The Tao te Ching is Taoism’s most sacred text. It was written in 550 BCE by Lao-Tse. The great theme of Chinese philosophy and religion is how to know the Tao, “the way of life,” and how to live it. The Tao, by the way, is spelled Tao, beginning with a “t” as in “tiger,” “a,” “o,” and sometimes Dao, beginning with a “d” as in “dragon,” “a,” “o.” It’s always pronounced Dao, with a “d.” Everything is understood to be part of a single unity. The individual is part of the whole. Chinese thought centers around this concept of unity. For the Chinese, the unity is the Tao. Taoism isn’t actually very popular outside of China. Very few Americans consider themselves Taoists. Even so, a number of Taoist practices have been adopted in the West. There’s Tai Chi exercise and Feng Shui decorating principles. Many are familiar with the yin/yang concept. Some of you may have read The Tao of Pooh. Characters from Winnie the Pooh are compared to Taoist principles.

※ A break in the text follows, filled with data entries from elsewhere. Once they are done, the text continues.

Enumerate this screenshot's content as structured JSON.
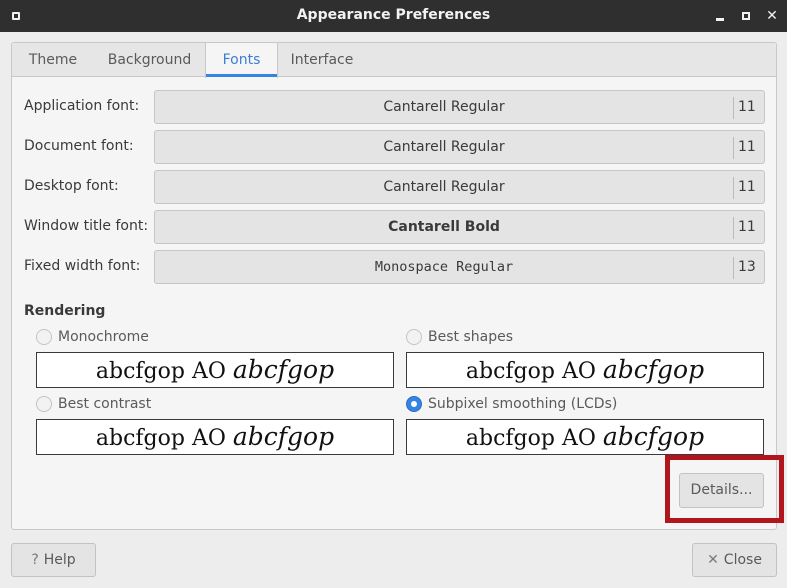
{
  "window": {
    "title": "Appearance Preferences"
  },
  "tabs": [
    {
      "label": "Theme"
    },
    {
      "label": "Background"
    },
    {
      "label": "Fonts"
    },
    {
      "label": "Interface"
    }
  ],
  "active_tab": "Fonts",
  "fonts": [
    {
      "label": "Application font:",
      "name": "Cantarell Regular",
      "size": "11"
    },
    {
      "label": "Document font:",
      "name": "Cantarell Regular",
      "size": "11"
    },
    {
      "label": "Desktop font:",
      "name": "Cantarell Regular",
      "size": "11"
    },
    {
      "label": "Window title font:",
      "name": "Cantarell Bold",
      "size": "11"
    },
    {
      "label": "Fixed width font:",
      "name": "Monospace Regular",
      "size": "13"
    }
  ],
  "rendering": {
    "title": "Rendering",
    "options": [
      {
        "label": "Monochrome",
        "checked": false
      },
      {
        "label": "Best shapes",
        "checked": false
      },
      {
        "label": "Best contrast",
        "checked": false
      },
      {
        "label": "Subpixel smoothing (LCDs)",
        "checked": true
      }
    ],
    "preview_regular": "abcfgop AO",
    "preview_italic": "abcfgop"
  },
  "buttons": {
    "details": "Details...",
    "help": "Help",
    "close": "Close"
  },
  "colors": {
    "accent": "#3584e4",
    "highlight_box": "#b0161b",
    "titlebar": "#2f2f2f"
  }
}
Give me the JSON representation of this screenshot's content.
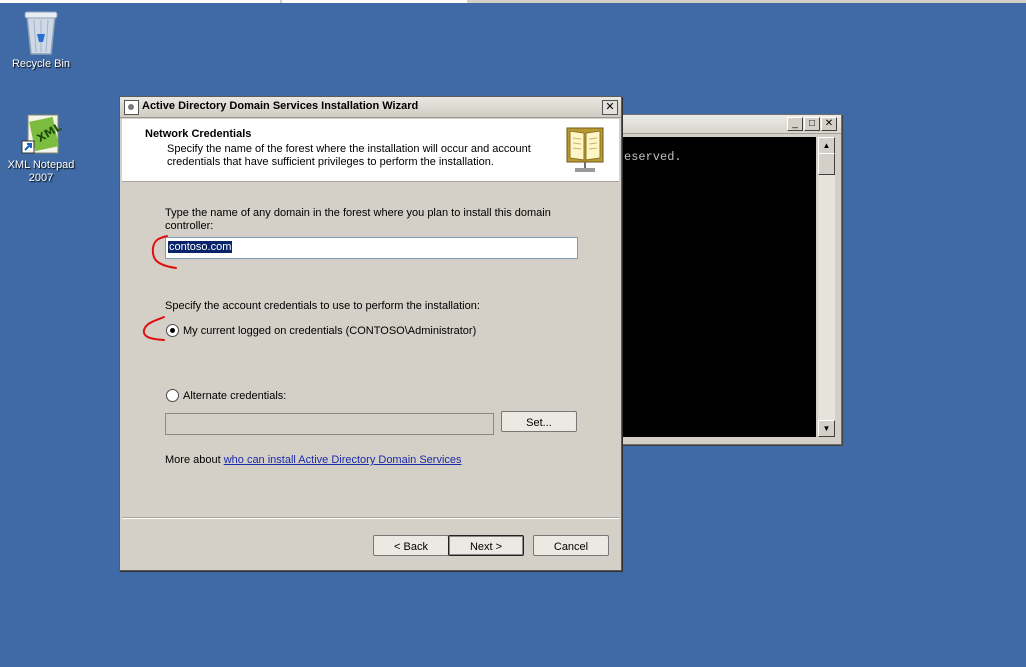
{
  "desktop": {
    "icons": [
      {
        "label": "Recycle Bin",
        "icon": "recycle-bin-icon"
      },
      {
        "label": "XML Notepad\n2007",
        "icon": "xml-notepad-icon"
      }
    ]
  },
  "console": {
    "output": "eserved."
  },
  "wizard": {
    "title": "Active Directory Domain Services Installation Wizard",
    "close_label": "✕",
    "header": {
      "title": "Network Credentials",
      "subtitle": "Specify the name of the forest where the installation will occur and account credentials that have sufficient privileges to perform the installation."
    },
    "domain_prompt": "Type the name of any domain in the forest where you plan to install this domain controller:",
    "domain_value": "contoso.com",
    "credentials_prompt": "Specify the account credentials to use to perform the installation:",
    "radio_current": "My current logged on credentials (CONTOSO\\Administrator)",
    "radio_alternate": "Alternate credentials:",
    "alternate_value": "",
    "set_button": "Set...",
    "more_about_prefix": "More about ",
    "more_about_link": "who can install Active Directory Domain Services",
    "buttons": {
      "back": "< Back",
      "next": "Next >",
      "cancel": "Cancel"
    },
    "selected_option": "current"
  },
  "colors": {
    "desktop": "#3f6aa6",
    "annotation": "#e01010",
    "selection": "#0a246a",
    "link": "#1a2aa8"
  }
}
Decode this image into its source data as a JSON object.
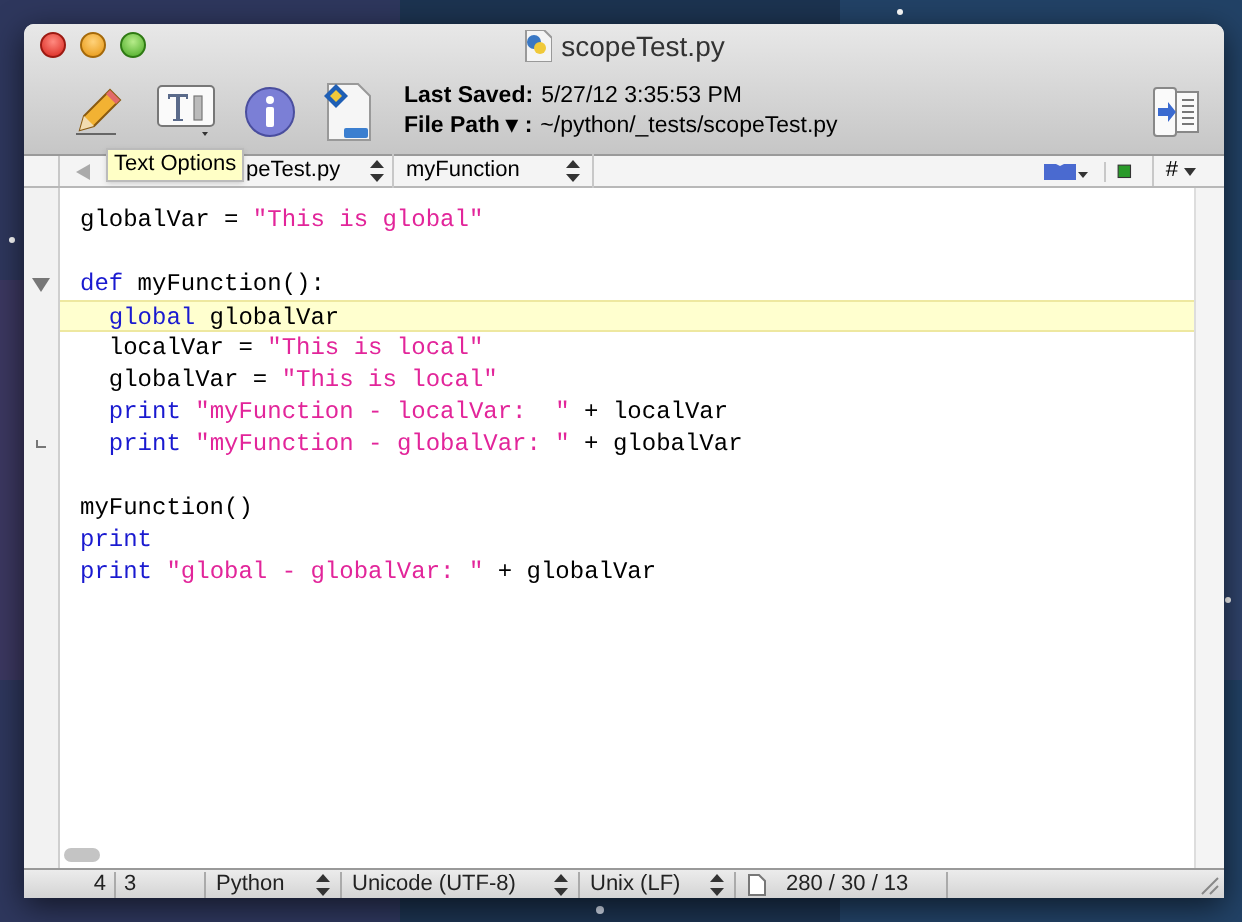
{
  "window": {
    "title": "scopeTest.py"
  },
  "toolbar": {
    "tooltip": "Text Options",
    "last_saved_label": "Last Saved:",
    "last_saved": "5/27/12 3:35:53 PM",
    "file_path_label": "File Path ▾ :",
    "file_path": "~/python/_tests/scopeTest.py"
  },
  "navbar": {
    "file": "peTest.py",
    "function": "myFunction",
    "counter_menu": "#"
  },
  "editor": {
    "lines": [
      {
        "current": false,
        "tokens": [
          {
            "kind": "plain",
            "text": "globalVar = "
          },
          {
            "kind": "string",
            "text": "\"This is global\""
          }
        ]
      },
      {
        "current": false
      },
      {
        "current": false,
        "fold_start": true,
        "tokens": [
          {
            "kind": "keyword",
            "text": "def"
          },
          {
            "kind": "plain",
            "text": " myFunction():"
          }
        ]
      },
      {
        "current": true,
        "tokens": [
          {
            "kind": "keyword",
            "text": "  global"
          },
          {
            "kind": "plain",
            "text": " globalVar"
          }
        ]
      },
      {
        "current": false,
        "tokens": [
          {
            "kind": "plain",
            "text": "  localVar = "
          },
          {
            "kind": "string",
            "text": "\"This is local\""
          }
        ]
      },
      {
        "current": false,
        "tokens": [
          {
            "kind": "plain",
            "text": "  globalVar = "
          },
          {
            "kind": "string",
            "text": "\"This is local\""
          }
        ]
      },
      {
        "current": false,
        "tokens": [
          {
            "kind": "keyword",
            "text": "  print"
          },
          {
            "kind": "string",
            "text": " \"myFunction - localVar:  \""
          },
          {
            "kind": "plain",
            "text": " + localVar"
          }
        ]
      },
      {
        "current": false,
        "fold_end": true,
        "tokens": [
          {
            "kind": "keyword",
            "text": "  print"
          },
          {
            "kind": "string",
            "text": " \"myFunction - globalVar: \""
          },
          {
            "kind": "plain",
            "text": " + globalVar"
          }
        ]
      },
      {
        "current": false
      },
      {
        "current": false,
        "tokens": [
          {
            "kind": "plain",
            "text": "myFunction()"
          }
        ]
      },
      {
        "current": false,
        "tokens": [
          {
            "kind": "keyword",
            "text": "print"
          }
        ]
      },
      {
        "current": false,
        "tokens": [
          {
            "kind": "keyword",
            "text": "print"
          },
          {
            "kind": "string",
            "text": " \"global - globalVar: \""
          },
          {
            "kind": "plain",
            "text": " + globalVar"
          }
        ]
      }
    ]
  },
  "status_bar": {
    "line": "4",
    "column": "3",
    "language": "Python",
    "encoding": "Unicode (UTF-8)",
    "line_endings": "Unix (LF)",
    "counts": "280 / 30 / 13"
  }
}
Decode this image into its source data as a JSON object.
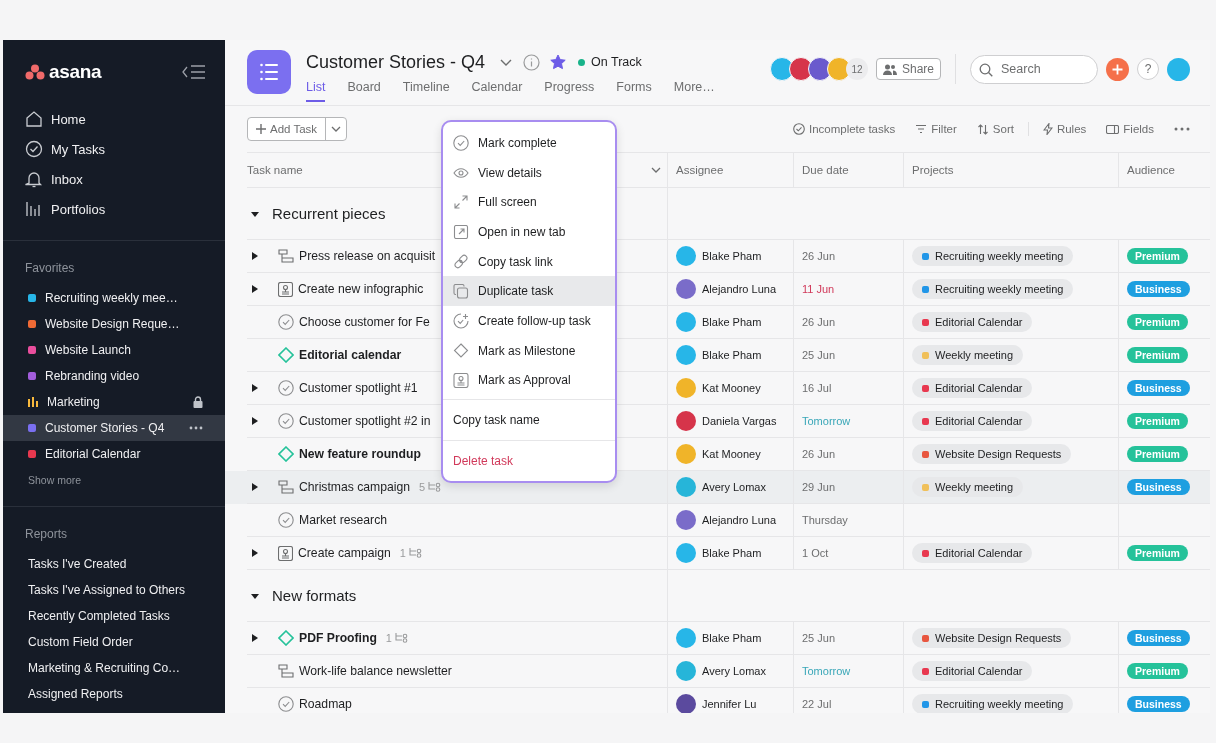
{
  "sidebar": {
    "logo": "asana",
    "nav": [
      {
        "kind": "home",
        "label": "Home"
      },
      {
        "kind": "tasks",
        "label": "My Tasks"
      },
      {
        "kind": "inbox",
        "label": "Inbox"
      },
      {
        "kind": "portfolios",
        "label": "Portfolios"
      }
    ],
    "favorites_title": "Favorites",
    "favorites": [
      {
        "label": "Recruiting weekly mee…",
        "kind": "dot",
        "color": "#27b6e8",
        "locked": false,
        "selected": false
      },
      {
        "label": "Website Design Reque…",
        "kind": "dot",
        "color": "#f06a35",
        "locked": false,
        "selected": false
      },
      {
        "label": "Website Launch",
        "kind": "dot",
        "color": "#ea4e9d",
        "locked": false,
        "selected": false
      },
      {
        "label": "Rebranding video",
        "kind": "dot",
        "color": "#a25ddc",
        "locked": false,
        "selected": false
      },
      {
        "label": "Marketing",
        "kind": "portfolio",
        "color": "#f8b93d",
        "locked": true,
        "selected": false
      },
      {
        "label": "Customer Stories - Q4",
        "kind": "dot",
        "color": "#7a6ff0",
        "locked": false,
        "selected": true
      },
      {
        "label": "Editorial Calendar",
        "kind": "dot",
        "color": "#e8384f",
        "locked": false,
        "selected": false
      }
    ],
    "show_more": "Show more",
    "reports_title": "Reports",
    "reports": [
      "Tasks I've Created",
      "Tasks I've Assigned to Others",
      "Recently Completed Tasks",
      "Custom Field Order",
      "Marketing & Recruiting Co…",
      "Assigned Reports"
    ]
  },
  "project": {
    "title": "Customer Stories - Q4",
    "starred": true,
    "status": {
      "label": "On Track",
      "color": "#19b38a"
    },
    "tabs": [
      {
        "label": "List",
        "selected": true
      },
      {
        "label": "Board",
        "selected": false
      },
      {
        "label": "Timeline",
        "selected": false
      },
      {
        "label": "Calendar",
        "selected": false
      },
      {
        "label": "Progress",
        "selected": false
      },
      {
        "label": "Forms",
        "selected": false
      },
      {
        "label": "More…",
        "selected": false
      }
    ],
    "members": [
      {
        "color": "#27b6e8"
      },
      {
        "color": "#d6344a"
      },
      {
        "color": "#6a5acd"
      },
      {
        "color": "#f0b429"
      }
    ],
    "member_count": "12",
    "share": "Share",
    "search": {
      "placeholder": "Search"
    },
    "help": "?"
  },
  "toolbar": {
    "add_task": "Add Task",
    "incomplete": "Incomplete tasks",
    "filter": "Filter",
    "sort": "Sort",
    "rules": "Rules",
    "fields": "Fields"
  },
  "table": {
    "columns": [
      "Task name",
      "Assignee",
      "Due date",
      "Projects",
      "Audience"
    ],
    "sections": [
      {
        "title": "Recurrent pieces",
        "expanded": true,
        "rows": [
          {
            "name": "Press release on acquisit",
            "kind": "form",
            "expandable": true,
            "subtasks": "",
            "highlighted": false,
            "assignee": {
              "name": "Blake Pham",
              "color": "#27b6e8"
            },
            "due": "26 Jun",
            "overdue": false,
            "soon": false,
            "project": {
              "name": "Recruiting weekly meeting",
              "color": "#2196e8"
            },
            "audience": {
              "label": "Premium",
              "color": "#25c29a"
            }
          },
          {
            "name": "Create new infographic",
            "kind": "approval",
            "expandable": true,
            "subtasks": "",
            "highlighted": false,
            "assignee": {
              "name": "Alejandro Luna",
              "color": "#7a6cc9"
            },
            "due": "11 Jun",
            "overdue": true,
            "soon": false,
            "project": {
              "name": "Recruiting weekly meeting",
              "color": "#2196e8"
            },
            "audience": {
              "label": "Business",
              "color": "#1e9fe0"
            }
          },
          {
            "name": "Choose customer for Fe",
            "kind": "task",
            "expandable": false,
            "subtasks": "",
            "highlighted": false,
            "assignee": {
              "name": "Blake Pham",
              "color": "#27b6e8"
            },
            "due": "26 Jun",
            "overdue": false,
            "soon": false,
            "project": {
              "name": "Editorial Calendar",
              "color": "#e8384f"
            },
            "audience": {
              "label": "Premium",
              "color": "#25c29a"
            }
          },
          {
            "name": "Editorial calendar",
            "kind": "milestone",
            "expandable": false,
            "subtasks": "",
            "highlighted": false,
            "assignee": {
              "name": "Blake Pham",
              "color": "#27b6e8"
            },
            "due": "25 Jun",
            "overdue": false,
            "soon": false,
            "project": {
              "name": "Weekly meeting",
              "color": "#f0c05a"
            },
            "audience": {
              "label": "Premium",
              "color": "#25c29a"
            }
          },
          {
            "name": "Customer spotlight #1",
            "kind": "task",
            "expandable": true,
            "subtasks": "",
            "highlighted": false,
            "assignee": {
              "name": "Kat Mooney",
              "color": "#f0b429"
            },
            "due": "16 Jul",
            "overdue": false,
            "soon": false,
            "project": {
              "name": "Editorial Calendar",
              "color": "#e8384f"
            },
            "audience": {
              "label": "Business",
              "color": "#1e9fe0"
            }
          },
          {
            "name": "Customer spotlight #2 in",
            "kind": "task",
            "expandable": true,
            "subtasks": "",
            "highlighted": false,
            "assignee": {
              "name": "Daniela Vargas",
              "color": "#d6344a"
            },
            "due": "Tomorrow",
            "overdue": false,
            "soon": true,
            "project": {
              "name": "Editorial Calendar",
              "color": "#e8384f"
            },
            "audience": {
              "label": "Premium",
              "color": "#25c29a"
            }
          },
          {
            "name": "New feature roundup",
            "kind": "milestone",
            "expandable": false,
            "subtasks": "",
            "highlighted": false,
            "assignee": {
              "name": "Kat Mooney",
              "color": "#f0b429"
            },
            "due": "26 Jun",
            "overdue": false,
            "soon": false,
            "project": {
              "name": "Website Design Requests",
              "color": "#e8563f"
            },
            "audience": {
              "label": "Premium",
              "color": "#25c29a"
            }
          },
          {
            "name": "Christmas campaign",
            "kind": "form",
            "expandable": true,
            "subtasks": "5",
            "highlighted": true,
            "assignee": {
              "name": "Avery Lomax",
              "color": "#26b5d9"
            },
            "due": "29 Jun",
            "overdue": false,
            "soon": false,
            "project": {
              "name": "Weekly meeting",
              "color": "#f0c05a"
            },
            "audience": {
              "label": "Business",
              "color": "#1e9fe0"
            }
          },
          {
            "name": "Market research",
            "kind": "task",
            "expandable": false,
            "subtasks": "",
            "highlighted": false,
            "assignee": {
              "name": "Alejandro Luna",
              "color": "#7a6cc9"
            },
            "due": "Thursday",
            "overdue": false,
            "soon": false
          },
          {
            "name": "Create campaign",
            "kind": "approval",
            "expandable": true,
            "subtasks": "1",
            "highlighted": false,
            "assignee": {
              "name": "Blake Pham",
              "color": "#27b6e8"
            },
            "due": "1 Oct",
            "overdue": false,
            "soon": false,
            "project": {
              "name": "Editorial Calendar",
              "color": "#e8384f"
            },
            "audience": {
              "label": "Premium",
              "color": "#25c29a"
            }
          }
        ]
      },
      {
        "title": "New formats",
        "expanded": true,
        "rows": [
          {
            "name": "PDF Proofing",
            "kind": "milestone",
            "expandable": true,
            "subtasks": "1",
            "highlighted": false,
            "assignee": {
              "name": "Blake Pham",
              "color": "#27b6e8"
            },
            "due": "25 Jun",
            "overdue": false,
            "soon": false,
            "project": {
              "name": "Website Design Requests",
              "color": "#e8563f"
            },
            "audience": {
              "label": "Business",
              "color": "#1e9fe0"
            }
          },
          {
            "name": "Work-life balance newsletter",
            "kind": "form",
            "expandable": false,
            "subtasks": "",
            "highlighted": false,
            "assignee": {
              "name": "Avery Lomax",
              "color": "#26b5d9"
            },
            "due": "Tomorrow",
            "overdue": false,
            "soon": true,
            "project": {
              "name": "Editorial Calendar",
              "color": "#e8384f"
            },
            "audience": {
              "label": "Premium",
              "color": "#25c29a"
            }
          },
          {
            "name": "Roadmap",
            "kind": "task",
            "expandable": false,
            "subtasks": "",
            "highlighted": false,
            "assignee": {
              "name": "Jennifer Lu",
              "color": "#5b4a9e"
            },
            "due": "22 Jul",
            "overdue": false,
            "soon": false,
            "project": {
              "name": "Recruiting weekly meeting",
              "color": "#2196e8"
            },
            "audience": {
              "label": "Business",
              "color": "#1e9fe0"
            }
          }
        ]
      }
    ]
  },
  "context_menu": {
    "groups": [
      [
        {
          "label": "Mark complete",
          "kind": "complete",
          "selected": false
        },
        {
          "label": "View details",
          "kind": "details",
          "selected": false
        },
        {
          "label": "Full screen",
          "kind": "fullscreen",
          "selected": false
        },
        {
          "label": "Open in new tab",
          "kind": "newtab",
          "selected": false
        },
        {
          "label": "Copy task link",
          "kind": "link",
          "selected": false
        },
        {
          "label": "Duplicate task",
          "kind": "duplicate",
          "selected": true
        },
        {
          "label": "Create follow-up task",
          "kind": "followup",
          "selected": false
        },
        {
          "label": "Mark as Milestone",
          "kind": "milestone",
          "selected": false
        },
        {
          "label": "Mark as Approval",
          "kind": "approval",
          "selected": false
        }
      ],
      [
        {
          "label": "Copy task name",
          "kind": "plain",
          "selected": false
        }
      ],
      [
        {
          "label": "Delete task",
          "kind": "danger",
          "selected": false
        }
      ]
    ]
  }
}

Unitarian Universalism resonates with a number of Taoist principles. Unity, interconnectedness, and being attuned to nature’s cycle’s are among them. These values are increasingly being recognized worldwide as important for the sustainability and health of our planet.

As with Taoism, Unitarian Universalism focuses on how to live much more than on worshipping a god or gods. Each person is seen as being responsible for their own spiritual journey. Though the Unitarian Universalist religious community is dedicated to encouraging and supporting people on their individual spiritual paths, there’s no dogma or fixed beliefs. No one is going to tell you what you are expected to believe. The individual must discern truth for him or herself using the community as a testing ground for these ideas as well as for support and insight. This asks a lot of individuals. The UU spiritual path, like the Taoist one, is rigorous. While sometimes it is perceived as an easy religion, Unitarian Universalism actually requires tremendous commitment by those on the search for truth and meaning. The quest demands openness, acceptance, and honesty – all of which, as we know, are far more difficult to practice than they seem to be.

Like Taoists, Unitarian Universalists see humans as part of the natural world. One of our sources is the “spiritual teachings of Earth-centered traditions which celebrate the sacred circle of life and instruct us to live in harmony with the rhythms of nature.” According to Taoist teachings, “if we act in accordance with the natural order of things and don't fight with the way things really are, then we can accomplish much without toil, worry, or strain.” (Tapestry of Faith, /leaderresources /184241.shtml)

One of our fundamental principles is the interconnectedness of all things. It’s our seventh principle, which affirms and promotes “respect for the interdependent web of all existence of which we are a part.”  This principle of ours has been informed not only by Eastern religion, including Taoism, but also by Native American traditions, feminism, and the ecological movement. The web metaphor acknowledges the mutuality among humans and other beings. It recognizes that individual actions have consequences for the planet even the universe, and vice versa. That “inescapable network of mutuality,” as Martin Luther King, Jr. called it, and which we refer to as the “web of life” is what Taoists would consider the “one-world concept.” It is being in harmony with the Tao. Being in harmony with the Tao helps everyone. It helps to create just and fair and happy families and societies.

This is the auspicious Year of the Dragon. As we enter the Year of the Dragon, let us consider how we can better incorporate the principles we share with Chinese religion into our daily lives. May it be a year of good luck, of good love, and of good living. May it be a time of greater unity in our families and communities. May it be a year blessed by our best intentions.

Gung Hay Fat Choy! Happy New Year.